What lines in the records below contain the string "firmware"? Copy every one.

● DATA EXCERPTS:
====================

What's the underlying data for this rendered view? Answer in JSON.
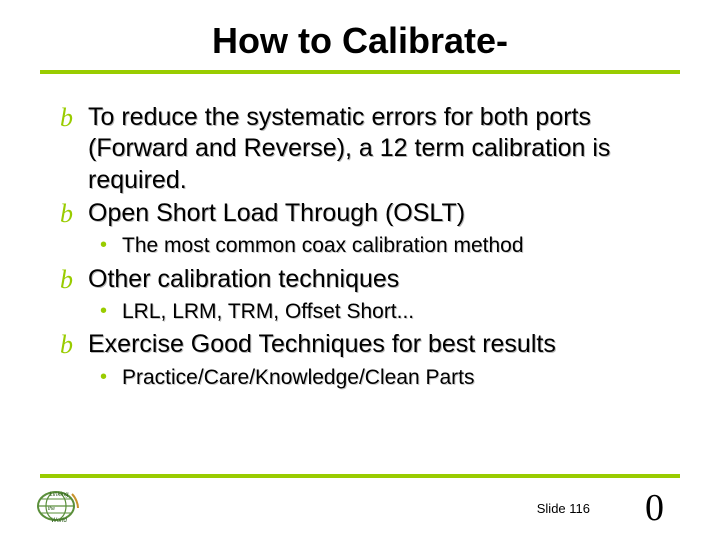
{
  "title": "How to Calibrate-",
  "bullets": [
    {
      "text": "To reduce the systematic errors for both ports (Forward and Reverse), a 12 term calibration is required.",
      "subs": []
    },
    {
      "text": "Open Short Load Through (OSLT)",
      "subs": [
        "The most common coax calibration method"
      ]
    },
    {
      "text": "Other calibration techniques",
      "subs": [
        "LRL, LRM, TRM, Offset Short..."
      ]
    },
    {
      "text": "Exercise Good Techniques for best results",
      "subs": [
        "Practice/Care/Knowledge/Clean Parts"
      ]
    }
  ],
  "slide_label": "Slide 116",
  "page_corner": "0",
  "bullet_glyph": "b",
  "dot_glyph": "•"
}
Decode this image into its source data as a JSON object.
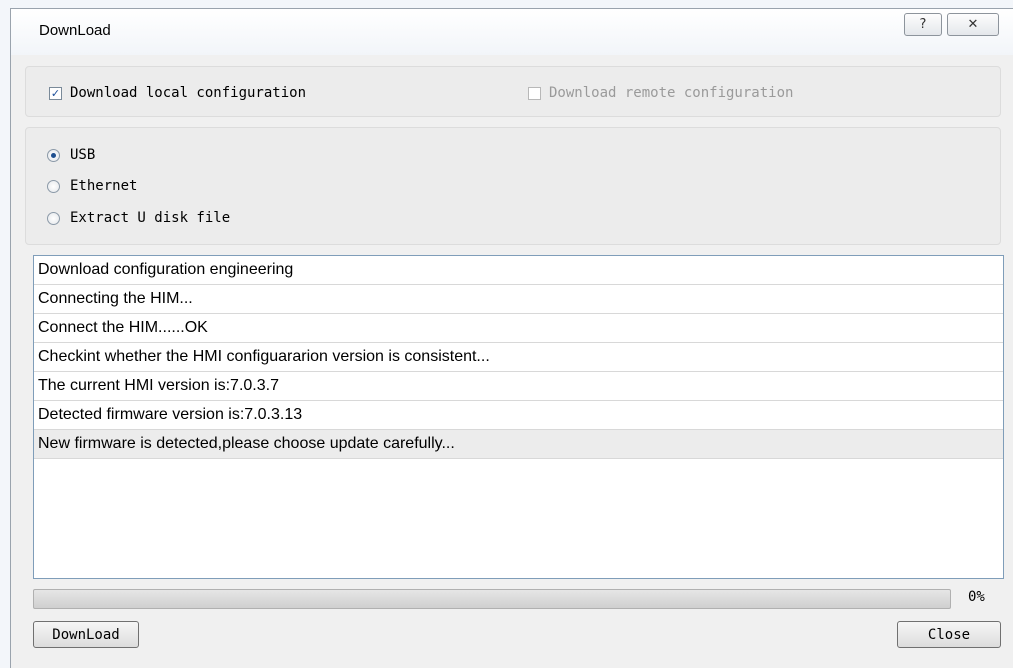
{
  "dialog": {
    "title": "DownLoad",
    "help_symbol": "?",
    "close_symbol": "✕"
  },
  "config": {
    "local": {
      "label": "Download local configuration",
      "checked": true
    },
    "remote": {
      "label": "Download remote configuration",
      "checked": false,
      "disabled": true
    }
  },
  "connection": {
    "options": [
      {
        "label": "USB",
        "selected": true
      },
      {
        "label": "Ethernet",
        "selected": false
      },
      {
        "label": "Extract U disk file",
        "selected": false
      }
    ]
  },
  "log": {
    "lines": [
      "Download configuration engineering",
      "Connecting the HIM...",
      "Connect the HIM......OK",
      "Checkint whether the HMI configuararion version is consistent...",
      "The current HMI version is:7.0.3.7",
      "Detected firmware version is:7.0.3.13",
      "New firmware is detected,please choose update carefully..."
    ],
    "selected_index": 6
  },
  "progress": {
    "value": 0,
    "label": "0%"
  },
  "buttons": {
    "download": "DownLoad",
    "close": "Close"
  }
}
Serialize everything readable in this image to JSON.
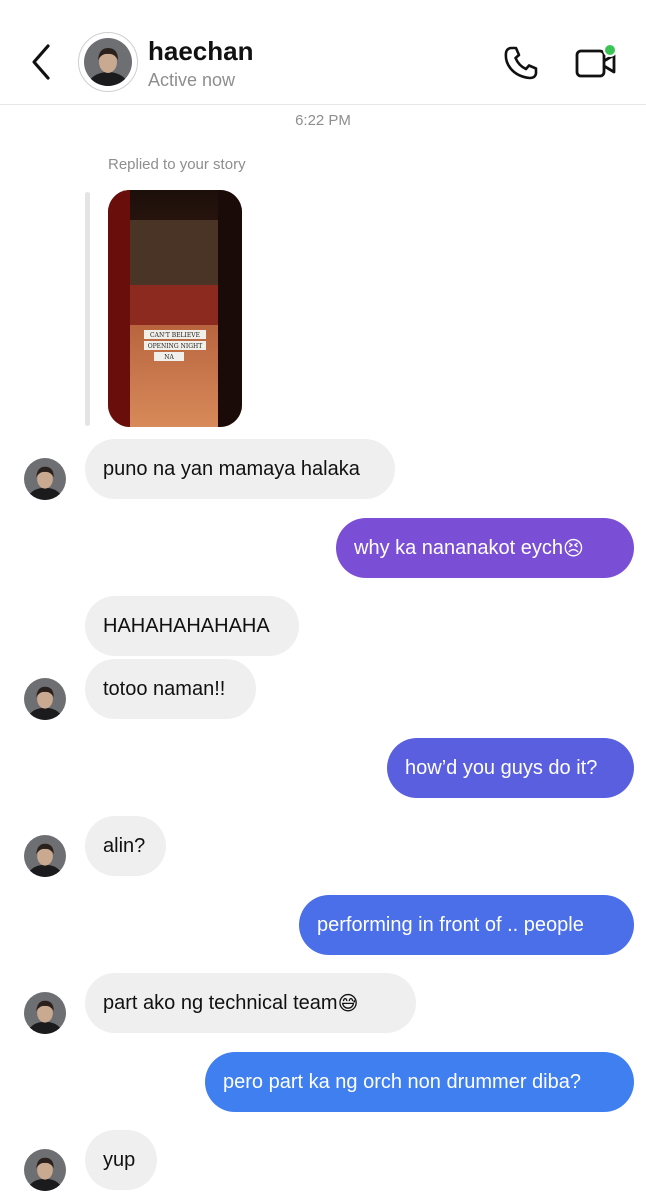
{
  "header": {
    "name": "haechan",
    "status": "Active now"
  },
  "timestamp": "6:22 PM",
  "story_reply": {
    "label": "Replied to your story",
    "story_text": [
      "CAN'T BELIEVE",
      "OPENING NIGHT",
      "NA"
    ]
  },
  "messages": [
    {
      "side": "in",
      "text": "puno na yan mamaya halaka"
    },
    {
      "side": "out",
      "text": "why ka nananakot eych",
      "emoji": "😣"
    },
    {
      "side": "in",
      "text": "HAHAHAHAHAHA"
    },
    {
      "side": "in",
      "text": "totoo naman!!"
    },
    {
      "side": "out",
      "text": "how’d you guys do it?"
    },
    {
      "side": "in",
      "text": "alin?"
    },
    {
      "side": "out",
      "text": "performing in front of .. people"
    },
    {
      "side": "in",
      "text": "part ako ng technical team",
      "emoji": "😅"
    },
    {
      "side": "out",
      "text": "pero part ka ng orch non drummer diba?"
    },
    {
      "side": "in",
      "text": "yup"
    }
  ],
  "colors": {
    "out_gradient": [
      "#7a4fd6",
      "#5a5fe0",
      "#4a6fe8",
      "#3f7ff0"
    ],
    "incoming": "#efefef",
    "online_dot": "#39c454"
  },
  "icons": [
    "back-chevron-icon",
    "phone-icon",
    "video-camera-icon",
    "online-dot-icon"
  ]
}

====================

● COMPLETED TASK:
      "Detected firmware version is:7.0.3.13",
      "New firmware is detected,please choose update carefully..."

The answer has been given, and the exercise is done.